May Mahmoud

May Mahmoud is in her last semester of the Katz School’s Speech-Language Pathology program. Originally from Alexandria, Egypt, she currently lives in Brooklyn. May is bilingual in Arabic and English, and holds an undergraduate degree in speech-language pathology from Brooklyn College. Helena Goodman, a marketing manager at Yeshiva University, recently spoke with May about her experience at the Katz School of Science and Health.

Q: How have you adapted your SLP practice during COVID-19?

I used to provide services to children and geriatrics in person, but I transitioned to teletherapy and distance-based therapy as COVID-19 hit. It has definitely been an adjustment for my clients, as a lot of them have never worked with a pathologist remotely before. Yet, we have been able to continue to provide help to our clients, as the need does not stop. Many things have been put on pause during COVID-19; however, an elderly person recovering from a stroke does not have the luxury to stop his therapy. We continue to provide the care that is needed to help our clients in their situations.

Q: Have you found anything that has made the transition easier?

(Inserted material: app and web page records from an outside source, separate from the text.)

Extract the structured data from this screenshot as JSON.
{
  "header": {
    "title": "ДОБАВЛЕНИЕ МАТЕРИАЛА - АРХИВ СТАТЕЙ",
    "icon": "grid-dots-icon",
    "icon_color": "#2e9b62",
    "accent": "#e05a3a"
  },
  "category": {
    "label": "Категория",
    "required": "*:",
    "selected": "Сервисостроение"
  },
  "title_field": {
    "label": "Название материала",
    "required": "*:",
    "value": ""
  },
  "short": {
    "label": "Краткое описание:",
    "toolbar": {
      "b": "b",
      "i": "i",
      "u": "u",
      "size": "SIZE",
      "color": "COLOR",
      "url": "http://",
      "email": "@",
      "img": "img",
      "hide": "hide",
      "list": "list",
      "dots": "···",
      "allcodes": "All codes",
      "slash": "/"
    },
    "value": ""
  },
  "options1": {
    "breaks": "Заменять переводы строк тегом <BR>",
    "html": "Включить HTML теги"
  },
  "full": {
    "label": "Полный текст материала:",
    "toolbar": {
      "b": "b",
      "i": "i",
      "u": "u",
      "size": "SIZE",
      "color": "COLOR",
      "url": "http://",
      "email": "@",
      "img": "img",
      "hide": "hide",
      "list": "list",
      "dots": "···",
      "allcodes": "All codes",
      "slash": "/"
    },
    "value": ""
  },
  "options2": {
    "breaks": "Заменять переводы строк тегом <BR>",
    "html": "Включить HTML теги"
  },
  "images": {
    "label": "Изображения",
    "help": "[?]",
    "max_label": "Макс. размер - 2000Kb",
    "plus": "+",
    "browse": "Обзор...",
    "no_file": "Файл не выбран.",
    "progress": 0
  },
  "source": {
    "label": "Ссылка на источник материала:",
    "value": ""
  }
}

I have found that sometimes you need to compensate for the fact that you are not doing face-to-face therapy. Certain methods are much harder via Zoom, such as play-based therapy.  Children with autism cannot sustain eye contact and their attention, but as we transitioned I have found ways to supplement this. I use the shared-screen option for book readings and pointing to things. This has resulted in many of my clients gaining new skills from remote therapy; I believe that even the geriatric population is now learning a bunch of new skills by using these platforms. I also see the confidence they are gaining by mastering these platforms.

Q: What are some of the benefits of the Katz program?

The Katz program stood out to me because it was the only one that provided a medical track and an SLP education with an emphasis on working in a medical setting, as well as an educational setting. Without a medical background, you cannot work in a hospital or nursing facility. Many don’t realize that our field helps more than children, but those across the lifespan and with varying abilities. The Katz courses are incredibly specialized and specific, providing you experience in a variety of topics. Marissa Barrera also was a deciding factor. We spent over an hour on the phone before I was accepted. She was humble and personable. It just clicked—the cherry on the top for why I chose Katz.

Q: What did you focus your research on?

My investigation focused on “Assessment of Autism Spectrum Disorder in Bilingual Children.” Standardized assessments are often considered the gold standard for identifying diagnoses. This research examined the efficacy of standardized assessments in diagnosing Autism Spectrum Disorder in bilingual children. My long-term goal is to develop a standardized assessment for Arabic-speaking individuals.

Q: Any advice for prospective students?

You have to be passionate - that passion will give you the drive to work hard. It is not an easy program, but it will prepare you for the real world and work in the field. You have to be positive you want to be in the program: you are treating people who are in critical condition and you need the skills and patience to give them what they need. The ability to help them will come from that passion.

The Katz School of Science and Health is an academic powerhouse in the heart of New York City. It offers master's programs on five sectors that are redefining the economy: Artificial Intelligence, Cybersecurity, Biotech and Health, Digital Media, and Fintech. In the lab, classroom and clinic, we lead with kindness, integrity, generosity and a commitment to making the world safer, smarter and healthier.